What is being asked: In the records below, find each line with the word "this" and copy it.

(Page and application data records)
───

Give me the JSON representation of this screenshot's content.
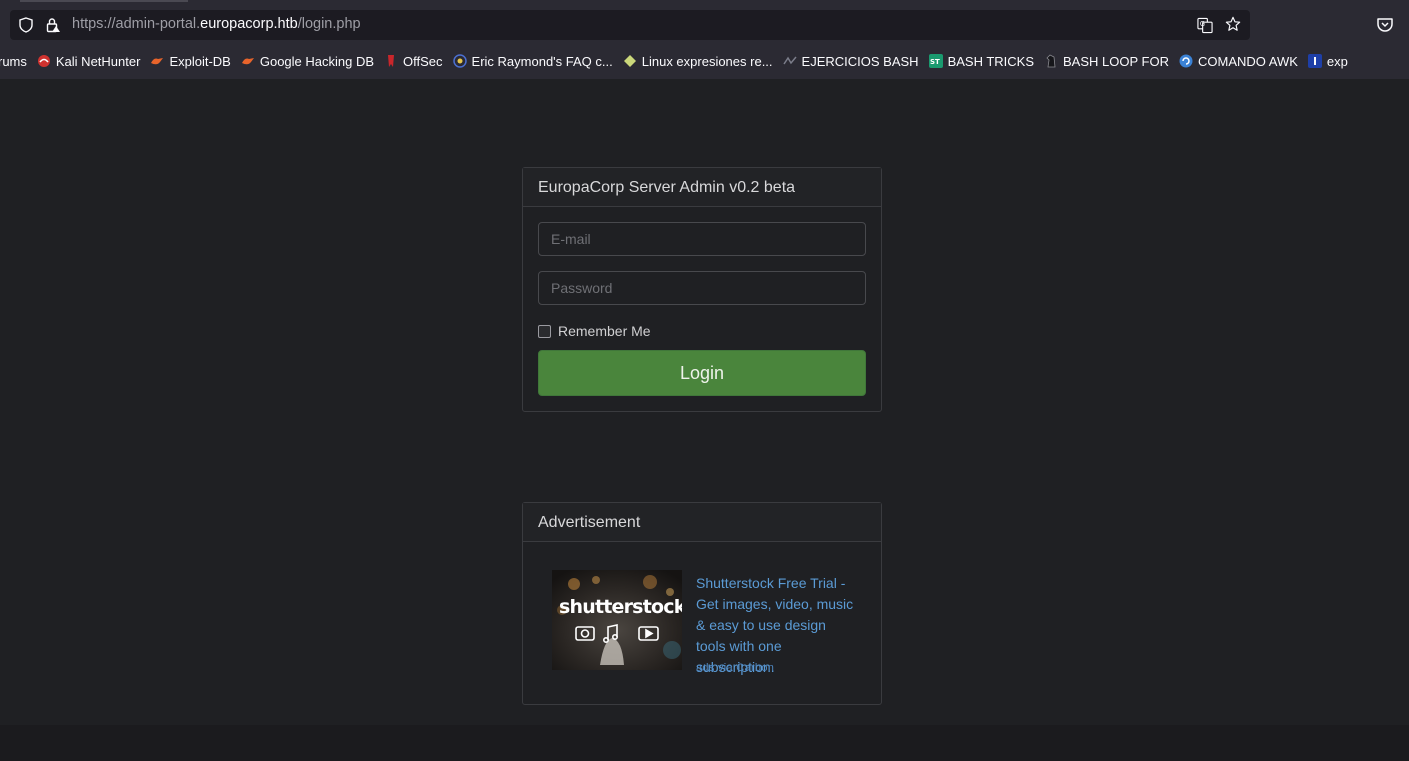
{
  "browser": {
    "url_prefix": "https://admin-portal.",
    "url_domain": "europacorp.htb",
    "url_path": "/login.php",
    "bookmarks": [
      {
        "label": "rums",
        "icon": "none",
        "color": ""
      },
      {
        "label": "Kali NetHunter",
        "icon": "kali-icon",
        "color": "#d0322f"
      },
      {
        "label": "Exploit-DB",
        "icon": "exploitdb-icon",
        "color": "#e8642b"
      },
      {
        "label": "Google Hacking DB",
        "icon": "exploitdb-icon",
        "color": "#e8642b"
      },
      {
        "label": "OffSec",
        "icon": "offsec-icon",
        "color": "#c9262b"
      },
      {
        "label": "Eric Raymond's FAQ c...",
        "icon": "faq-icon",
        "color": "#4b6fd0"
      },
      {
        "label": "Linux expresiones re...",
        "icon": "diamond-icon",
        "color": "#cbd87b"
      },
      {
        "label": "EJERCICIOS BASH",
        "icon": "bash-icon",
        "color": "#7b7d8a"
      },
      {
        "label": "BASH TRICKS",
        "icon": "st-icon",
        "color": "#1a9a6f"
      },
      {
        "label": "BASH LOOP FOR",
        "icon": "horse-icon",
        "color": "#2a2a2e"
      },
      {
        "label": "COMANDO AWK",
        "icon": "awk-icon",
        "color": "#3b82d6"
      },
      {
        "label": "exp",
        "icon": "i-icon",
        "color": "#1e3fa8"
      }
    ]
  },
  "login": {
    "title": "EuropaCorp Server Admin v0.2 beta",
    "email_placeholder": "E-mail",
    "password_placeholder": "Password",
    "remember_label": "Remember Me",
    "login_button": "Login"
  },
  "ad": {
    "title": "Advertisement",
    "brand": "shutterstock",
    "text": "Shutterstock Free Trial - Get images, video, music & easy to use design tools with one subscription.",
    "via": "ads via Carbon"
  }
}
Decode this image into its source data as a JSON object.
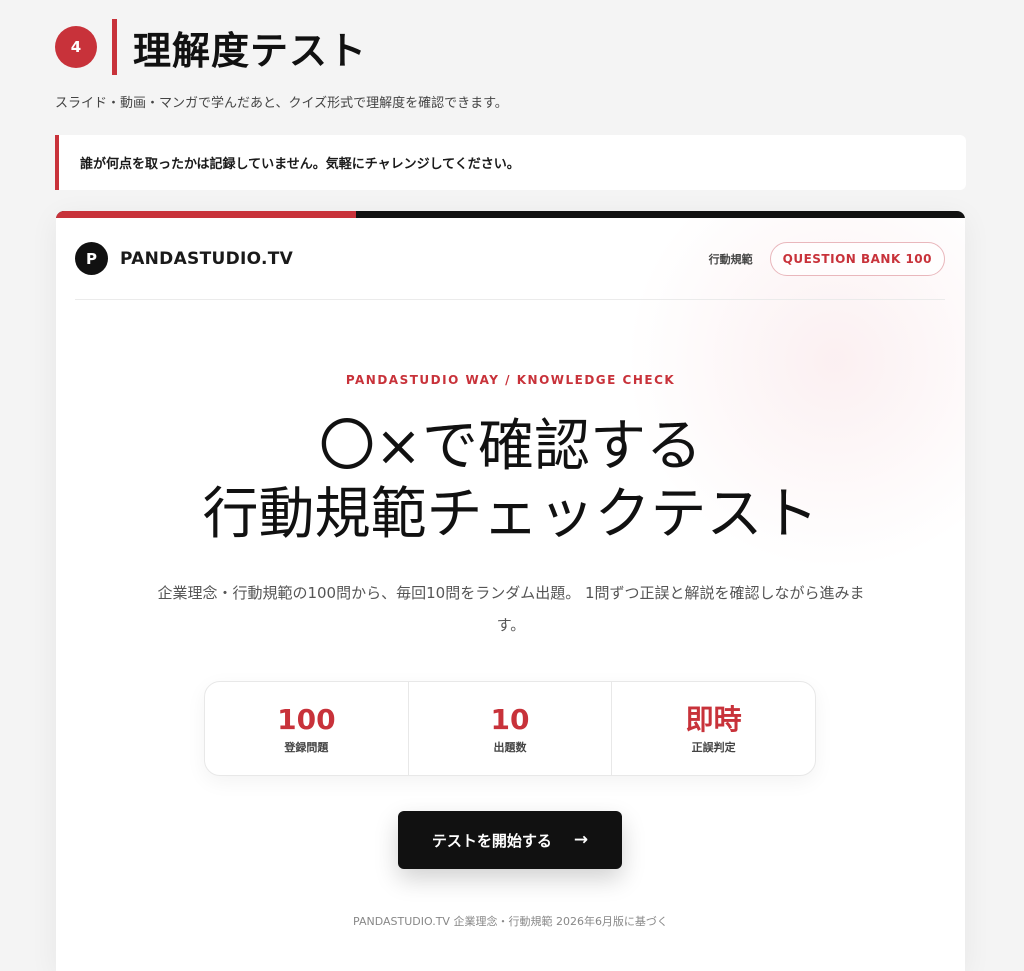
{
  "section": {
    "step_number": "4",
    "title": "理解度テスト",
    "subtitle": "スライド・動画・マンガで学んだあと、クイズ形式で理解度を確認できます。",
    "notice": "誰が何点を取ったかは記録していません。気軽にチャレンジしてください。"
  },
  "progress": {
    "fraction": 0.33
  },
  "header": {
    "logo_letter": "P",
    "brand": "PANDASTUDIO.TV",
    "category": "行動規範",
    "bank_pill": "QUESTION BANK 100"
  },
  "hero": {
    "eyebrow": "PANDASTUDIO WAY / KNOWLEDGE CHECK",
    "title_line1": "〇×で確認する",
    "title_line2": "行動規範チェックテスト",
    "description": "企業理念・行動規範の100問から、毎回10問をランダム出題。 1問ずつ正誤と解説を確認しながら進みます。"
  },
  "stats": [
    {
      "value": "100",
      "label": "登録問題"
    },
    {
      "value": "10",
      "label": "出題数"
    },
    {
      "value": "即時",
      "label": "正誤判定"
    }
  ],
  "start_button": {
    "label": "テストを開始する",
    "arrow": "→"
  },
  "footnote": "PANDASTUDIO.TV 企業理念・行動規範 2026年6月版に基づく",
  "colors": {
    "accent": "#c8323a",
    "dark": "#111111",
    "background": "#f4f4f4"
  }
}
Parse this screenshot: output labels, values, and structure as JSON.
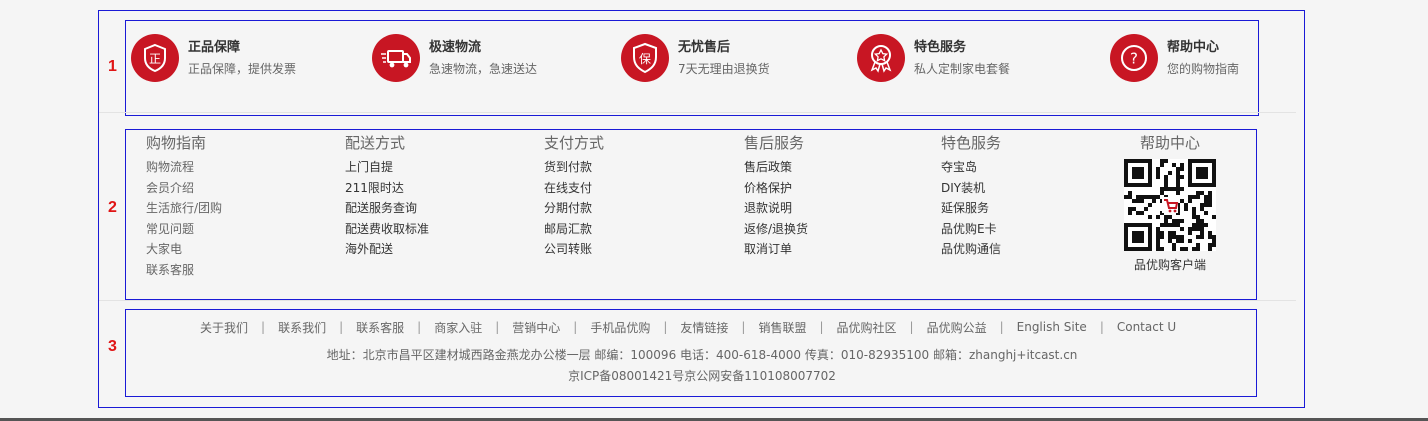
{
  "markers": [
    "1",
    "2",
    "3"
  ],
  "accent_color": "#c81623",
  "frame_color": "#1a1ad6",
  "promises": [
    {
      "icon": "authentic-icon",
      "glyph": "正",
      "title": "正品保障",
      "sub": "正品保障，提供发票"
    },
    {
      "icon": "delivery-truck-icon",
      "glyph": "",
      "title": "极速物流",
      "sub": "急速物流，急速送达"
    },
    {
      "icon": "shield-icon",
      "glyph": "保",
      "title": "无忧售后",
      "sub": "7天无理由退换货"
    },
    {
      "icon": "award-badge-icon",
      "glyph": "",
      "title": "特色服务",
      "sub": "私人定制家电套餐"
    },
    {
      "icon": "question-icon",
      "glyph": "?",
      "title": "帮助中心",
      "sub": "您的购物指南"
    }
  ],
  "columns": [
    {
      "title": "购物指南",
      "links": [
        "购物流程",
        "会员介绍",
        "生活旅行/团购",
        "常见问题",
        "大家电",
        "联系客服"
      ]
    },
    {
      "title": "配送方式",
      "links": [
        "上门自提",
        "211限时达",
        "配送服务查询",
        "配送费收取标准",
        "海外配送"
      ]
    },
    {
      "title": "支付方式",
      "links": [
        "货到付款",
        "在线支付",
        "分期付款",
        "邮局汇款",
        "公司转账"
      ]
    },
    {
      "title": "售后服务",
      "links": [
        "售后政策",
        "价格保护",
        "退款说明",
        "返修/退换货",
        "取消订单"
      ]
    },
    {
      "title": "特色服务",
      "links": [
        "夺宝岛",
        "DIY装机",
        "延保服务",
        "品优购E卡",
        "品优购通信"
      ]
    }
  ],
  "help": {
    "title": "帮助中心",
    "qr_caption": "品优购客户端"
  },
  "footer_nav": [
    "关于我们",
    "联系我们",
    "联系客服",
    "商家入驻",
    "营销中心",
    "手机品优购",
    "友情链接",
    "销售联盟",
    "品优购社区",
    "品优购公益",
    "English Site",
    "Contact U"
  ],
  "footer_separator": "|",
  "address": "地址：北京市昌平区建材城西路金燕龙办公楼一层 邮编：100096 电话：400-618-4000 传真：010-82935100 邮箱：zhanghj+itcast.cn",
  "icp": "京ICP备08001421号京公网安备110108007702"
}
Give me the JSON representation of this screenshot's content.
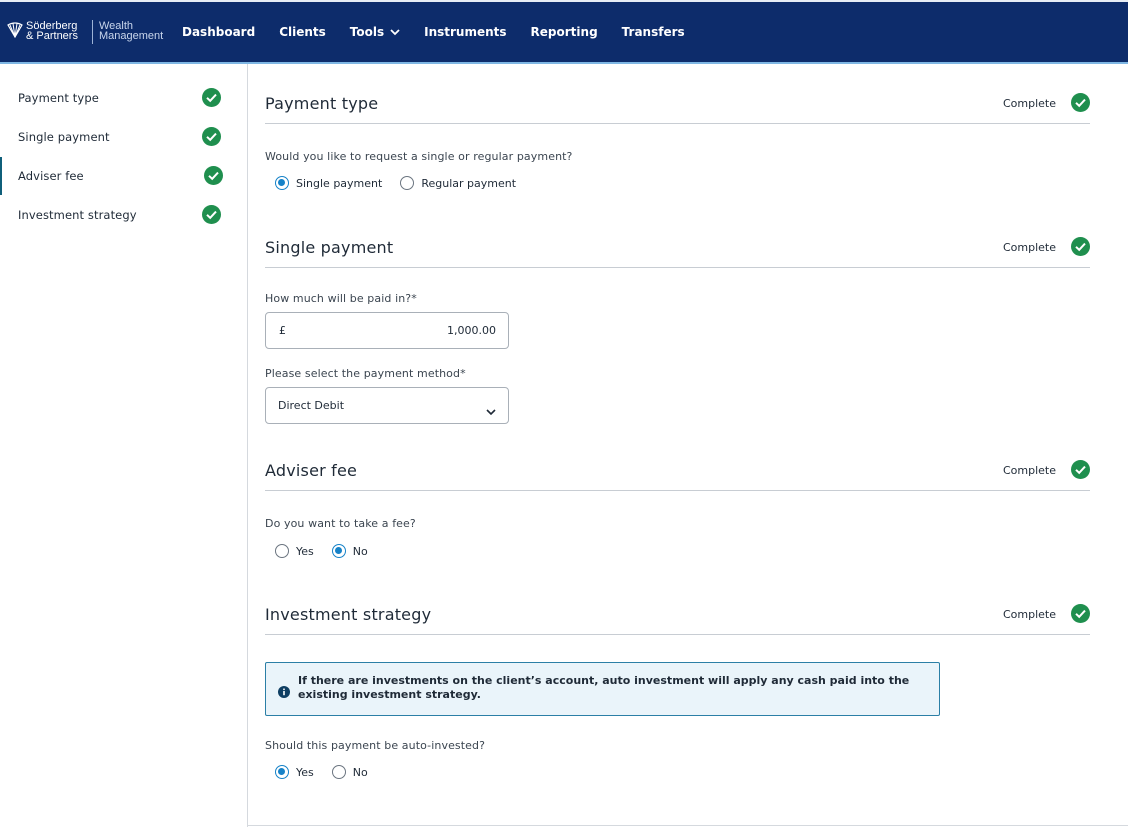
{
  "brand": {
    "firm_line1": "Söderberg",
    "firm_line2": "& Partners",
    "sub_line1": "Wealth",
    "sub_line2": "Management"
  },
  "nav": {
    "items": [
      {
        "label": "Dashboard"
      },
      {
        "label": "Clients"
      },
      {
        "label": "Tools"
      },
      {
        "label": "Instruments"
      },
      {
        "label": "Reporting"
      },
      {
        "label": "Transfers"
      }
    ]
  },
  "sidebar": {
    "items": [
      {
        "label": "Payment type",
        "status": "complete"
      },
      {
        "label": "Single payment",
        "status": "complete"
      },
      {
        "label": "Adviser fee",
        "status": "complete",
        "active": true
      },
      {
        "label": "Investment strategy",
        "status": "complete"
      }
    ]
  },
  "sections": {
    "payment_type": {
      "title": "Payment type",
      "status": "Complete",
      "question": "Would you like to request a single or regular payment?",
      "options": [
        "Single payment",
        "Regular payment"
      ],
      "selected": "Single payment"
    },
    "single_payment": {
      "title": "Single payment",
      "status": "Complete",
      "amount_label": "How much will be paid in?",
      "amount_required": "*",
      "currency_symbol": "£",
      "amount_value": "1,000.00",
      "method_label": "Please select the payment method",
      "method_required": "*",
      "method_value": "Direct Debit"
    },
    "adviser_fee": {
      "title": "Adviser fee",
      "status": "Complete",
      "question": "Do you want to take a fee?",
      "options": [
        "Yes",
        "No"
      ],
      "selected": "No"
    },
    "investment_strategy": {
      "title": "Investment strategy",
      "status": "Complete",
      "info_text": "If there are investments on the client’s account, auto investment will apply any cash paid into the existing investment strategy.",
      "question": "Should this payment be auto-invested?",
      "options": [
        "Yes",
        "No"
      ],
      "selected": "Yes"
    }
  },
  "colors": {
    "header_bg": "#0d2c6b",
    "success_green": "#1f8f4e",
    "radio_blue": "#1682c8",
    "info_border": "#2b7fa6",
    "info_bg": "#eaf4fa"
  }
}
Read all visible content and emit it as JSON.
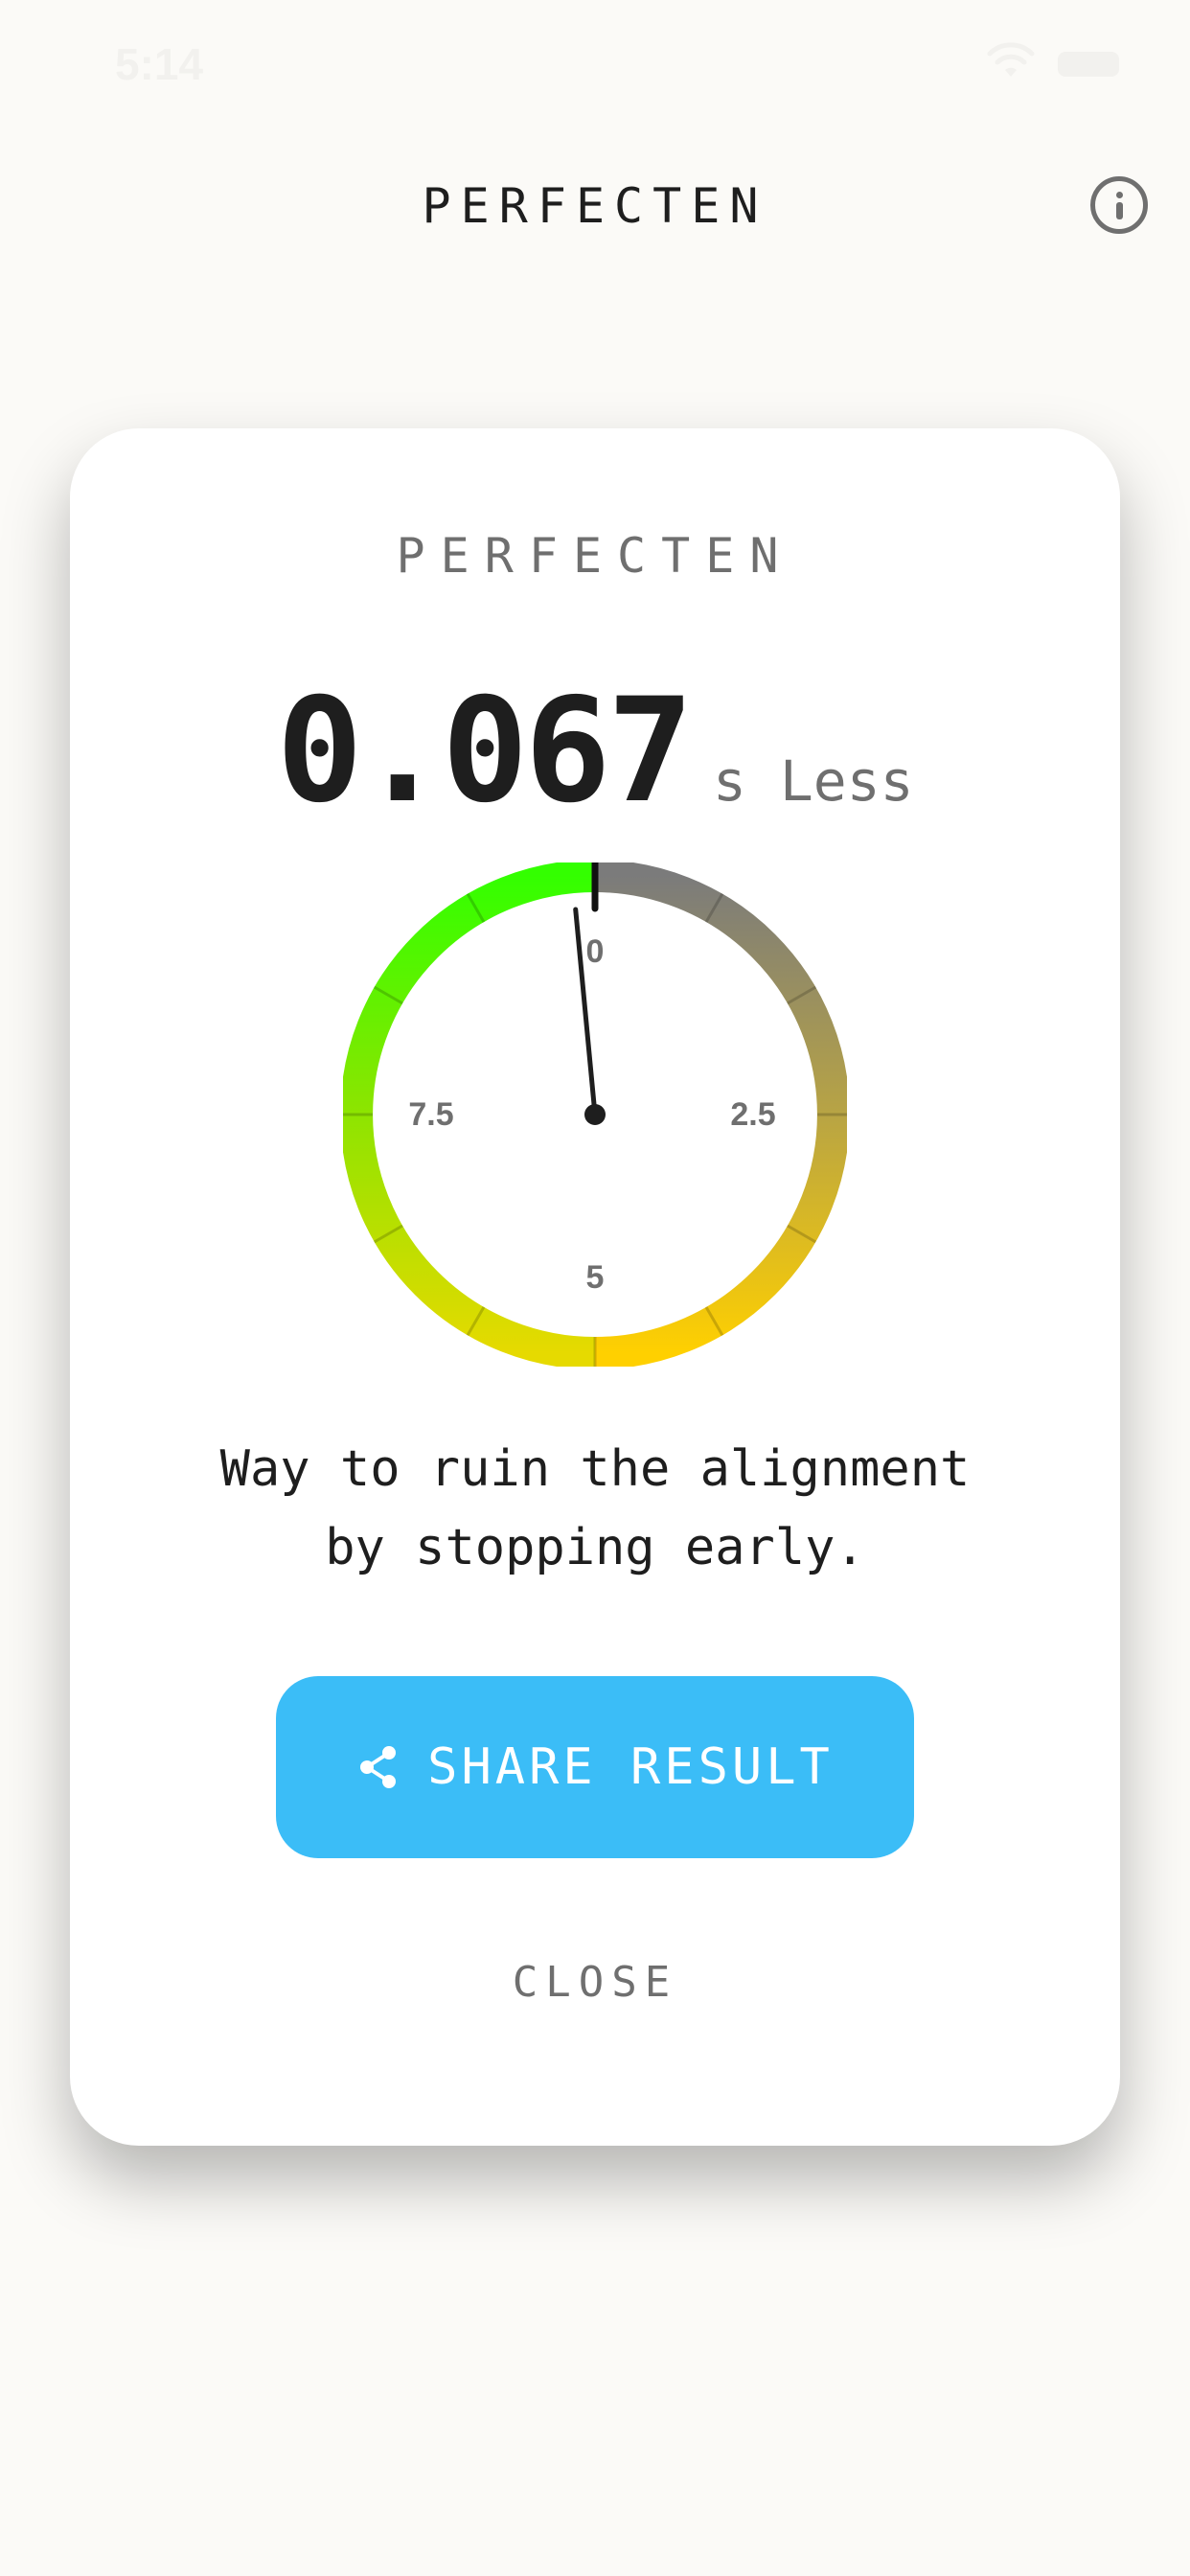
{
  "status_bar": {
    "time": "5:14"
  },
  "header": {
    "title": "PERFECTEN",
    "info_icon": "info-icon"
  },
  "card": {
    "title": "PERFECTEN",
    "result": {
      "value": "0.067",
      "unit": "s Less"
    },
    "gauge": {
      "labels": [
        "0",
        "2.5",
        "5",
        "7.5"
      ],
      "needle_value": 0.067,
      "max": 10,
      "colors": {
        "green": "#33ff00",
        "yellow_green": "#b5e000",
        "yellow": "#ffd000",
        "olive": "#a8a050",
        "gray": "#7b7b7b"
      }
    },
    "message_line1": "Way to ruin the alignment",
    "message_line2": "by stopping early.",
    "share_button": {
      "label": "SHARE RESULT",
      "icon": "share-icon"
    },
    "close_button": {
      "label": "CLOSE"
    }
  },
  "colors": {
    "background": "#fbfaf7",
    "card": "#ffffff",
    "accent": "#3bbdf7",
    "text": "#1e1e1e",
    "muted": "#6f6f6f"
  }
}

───

Task result:
Give me the JSON representation of this screenshot's content.
Decode this image into its source data as a JSON object.
Parse this screenshot: output labels, values, and structure as JSON.
Give me the JSON representation of this screenshot's content.
      "question": "Should this payment be auto-invested?",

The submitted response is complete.